We left the Denali Princess Wilderness Lodge and headed for Fairbanks. We stopped at a small town called Nenana on the way. Our bus driver mentioned that there was a snack bar and a gift shop because it was against the law for a tour bus to stop somewhere without a gift shop!
I don't follow the Iditarod, but this town was a checkpoint for several races...
Nenana holds an Ice Classic and takes bets on when the ice in the river will thaw. This tripod is frozen in the river and attached to a timeclock. When the ice breaks up, the tripod moves and stops the timeclock. They gets thousands of bets each year, and last years winner won over $300,000 dollars!
We finally made it to Fairbanks, ate lunch and then boarded a paddle boat for a cruise/tour. Although it was showy, it was fun and educational!
They had a float plane take off and land near our boat so we could see it in action. Most everyone in Alaska has a plane because that is the easiest and quickest way to get places. They will add skis to it in the winter time to land on snow.
We stopped at an iditarod kennel to watch the dogs run a little. Again, they don't like the weather right now, so they only ran a short distance for us.
After their run, they cooled off in the very cold water!
Next we learned more about the Athabaskan way of life. Here a lady is catching and cleaning salmon for drying.
This is our paddle boat...
This is a reindeer. Athabaskans would have reindeer in their villages to provide transportation, meat and furs. This reindeer still has the velvet on its antlers. Antlers are shed each year and grow back larger. The velvet is a skin that covers the antlers while they grow, providing nourishment. Once the antlers are full grown, the skin will be shed.

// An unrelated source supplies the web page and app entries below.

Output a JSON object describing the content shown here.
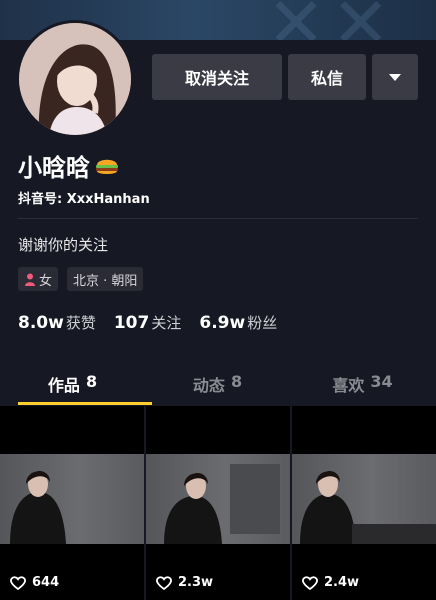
{
  "profile": {
    "name": "小晗晗",
    "name_emoji": "burger-icon",
    "douyin_id": "抖音号: XxxHanhan",
    "bio": "谢谢你的关注",
    "gender_tag": "女",
    "location_tag": "北京 · 朝阳"
  },
  "actions": {
    "unfollow_label": "取消关注",
    "message_label": "私信",
    "more_icon": "caret-down-icon"
  },
  "stats": [
    {
      "value": "8.0w",
      "label": "获赞"
    },
    {
      "value": "107",
      "label": "关注"
    },
    {
      "value": "6.9w",
      "label": "粉丝"
    }
  ],
  "tabs": [
    {
      "label": "作品",
      "count": "8",
      "active": true
    },
    {
      "label": "动态",
      "count": "8",
      "active": false
    },
    {
      "label": "喜欢",
      "count": "34",
      "active": false
    }
  ],
  "videos": [
    {
      "likes": "644"
    },
    {
      "likes": "2.3w"
    },
    {
      "likes": "2.4w"
    }
  ],
  "colors": {
    "background": "#161823",
    "button": "#3a3b45",
    "tab_indicator": "#fecf2e",
    "gender_icon": "#f25a7a"
  }
}
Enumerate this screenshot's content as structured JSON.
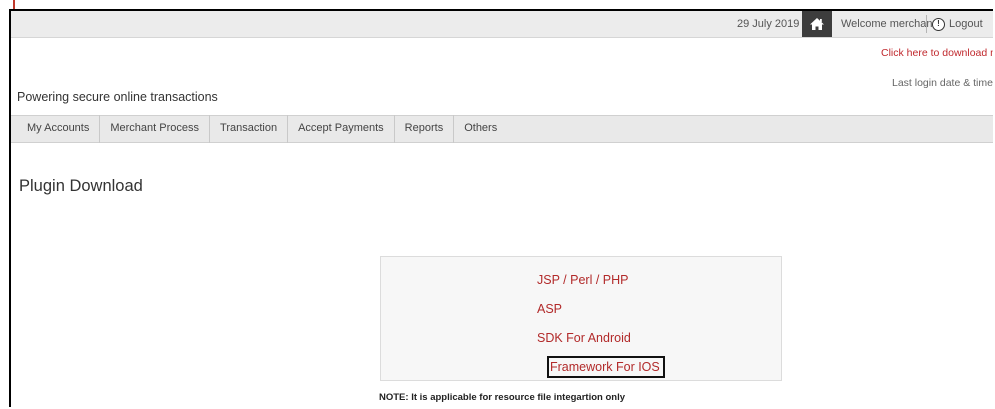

An Athabaskan dress coat made of fur
We met Susan Butcher's husband and bought copies of the book Granite which he signed. Granite was an iditarod dog and champion.
That night, our hotel called and said the Northern Lights were visible, so we all went down to see them. The photos don't do them justice. It would have been nice if we could have gone somewhere really dark to see them, but we were in the parking lot of the hotel, so there were lights on. It was still a wonderful experience!
The next day, our flight wasn't until 9:45 pm, so we had another whole day. I booked us a tour of the city. We started off going to a migration field to see some birds. The guide said during the main migration season, the field is filled with birds of all types! I am not sure what these are...
Here are some Canadian Geese...
We went to North Pole, Alaska to meet Santa Claus. We also saw his reindeer and shopped for Christmas ornaments. The town embraced their Christmas theme and even the McDonalds had candy stripe poles! For their senior project, the kids at the high school, respond to the letters written to Santa each year!
We went to a couple of museums and then to the Pipeline. This was my favorite part of the day. The pipeline is an engineering marvel, and so many obstacles needed to be addressed for it to work.
The pipe is sitting on a support, but the support is not attached to the "H" . The pipe can slide side to side and can bounce when earthquakes hit. The "H" has a cooling system inside so the hot oil in the pipeline won't melt the permafrost under the ground.
When the pipeline goes under ground, it was a different cooling system to protect the permafrost. The pipeline is flown over every day and inspected. They also clean it out regularly to keep sludge for forming. The pipeline is large enough for a person to enter, crouched down, of course!
There you have it...our trip to Alaska! There are so many things I would like to go back and see again, and some new places I learned about on this trip and would like to visit.